Public meeting: The WDFW will hold a public meeting Tuesday in Olympia to discuss this year’s salmon returns and potential South Puget Sound fishing seasons.
The 6 p.m. meeting will be held in Room 172 of the Natural Resources Building, 1111 Washington St. SE, Olympia.
Among the topics will be forecasts for recreational salmon fisheries in the Puyallup and Nisqually rivers.
Columbia: The river above Bonneville Dam opens today for spring chinook fishing. Anglers are catching a few spring chinook and winter steelhead on the lower river. The Dalles and John Day pools are producing some walleye and sturgeon.
Chehalis: Anglers are starting to report better luck here.
American: Dock anglers are doing best, David Anderson of Bill’s Boathouse said this week. Kokanee aren’t biting yet, but anglers using worms or yellow and green power eggs with a long leader are catching rainbows.
Spanaway: Bud Herlitzka of the Spanaway Park Boat House said there are several ways to catch fish right now. Use worms and marshmallows from the dock.
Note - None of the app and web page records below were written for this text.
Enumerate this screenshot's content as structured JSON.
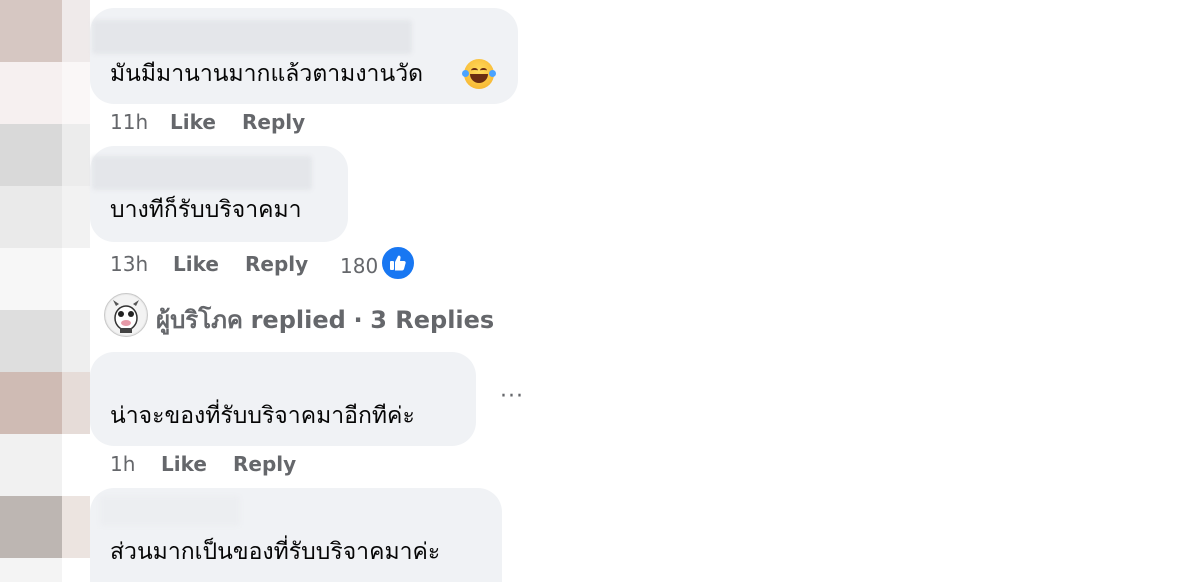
{
  "comments": [
    {
      "text": "มันมีมานานมากแล้วตามงานวัด",
      "emoji": "grinning-squinting-face-with-tears-emoji",
      "time": "11h",
      "like": "Like",
      "reply": "Reply"
    },
    {
      "text": "บางทีก็รับบริจาคมา",
      "time": "13h",
      "like": "Like",
      "reply": "Reply",
      "reaction_count": "180"
    },
    {
      "text": "น่าจะของที่รับบริจาคมาอีกทีค่ะ",
      "time": "1h",
      "like": "Like",
      "reply": "Reply",
      "more": "···"
    },
    {
      "text": "ส่วนมากเป็นของที่รับบริจาคมาค่ะ"
    }
  ],
  "replied": {
    "name": "ผู้บริโภค",
    "action": "replied",
    "separator": "·",
    "count_label": "3 Replies"
  },
  "colors": {
    "bubble": "#f0f2f5",
    "meta": "#65676b",
    "like_blue": "#1877f2"
  }
}
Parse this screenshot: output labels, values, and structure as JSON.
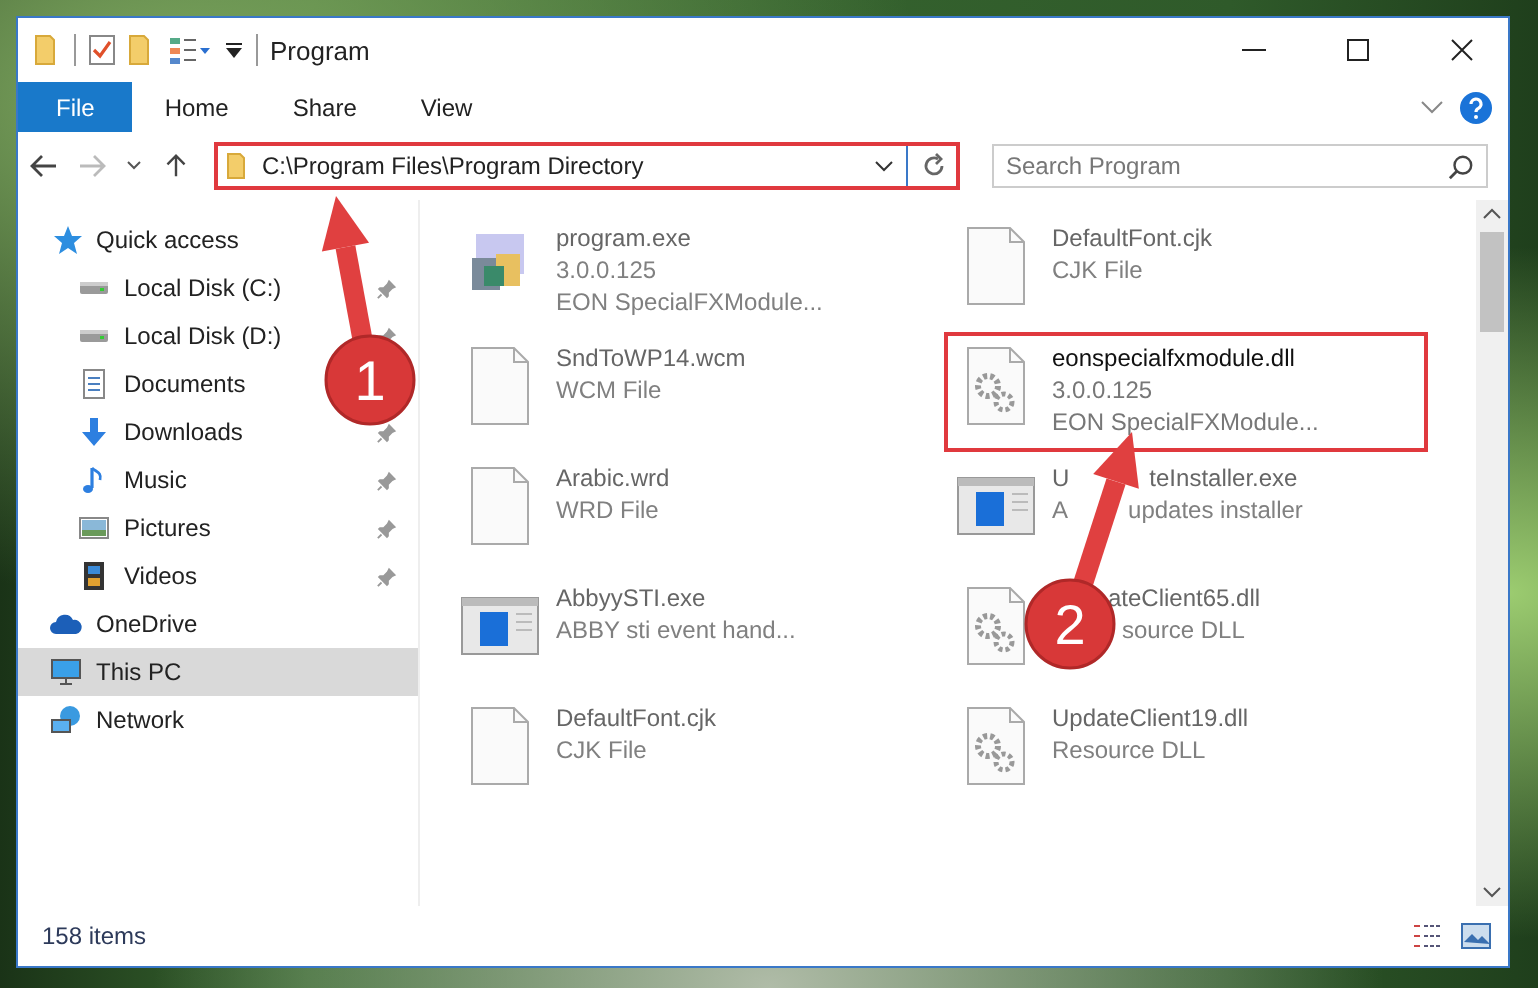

Still-fishing with PowerBait is scoring rainbows and browns. Trolling at a depth of 15 feet is working. And fly-fishing is starting to improve for those using blood worm and chironomid patterns.
Offut: Anglers are reporting catching their limits here.
Washington: Cutthroat are biting.
Stevens: Some kokanee are biting even though the fishing is typically slow this time of year.
Chelan: Anton Jones of Darrell and Dad’s Family Guide Service recommends trolling the trench with Worden Lures U20 Flatfish in purple glow and Silver Horde’s Kingfisher Lite spoons.
Roses: The rainbow trout are biting for bank anglers and trollers, Jones said.
Rufus Woods: Rainbows are biting for those “pulling Rapalas over humps,” Jones said. “Otherwise try still-fishing with that Pautzke’s Firebait.”
Seep lakes: Fishing remains good in these lakes near Potholes Reservoir. Anglers are catching their limits of rainbows, said Levi Meseberg of Mardon Resorts. Meseberg recommends trying Upper Goose, Blythe and Corral lakes. Still-fishing with bait is working firstname.lastname@example.org blog.thenewstribune.com/adventure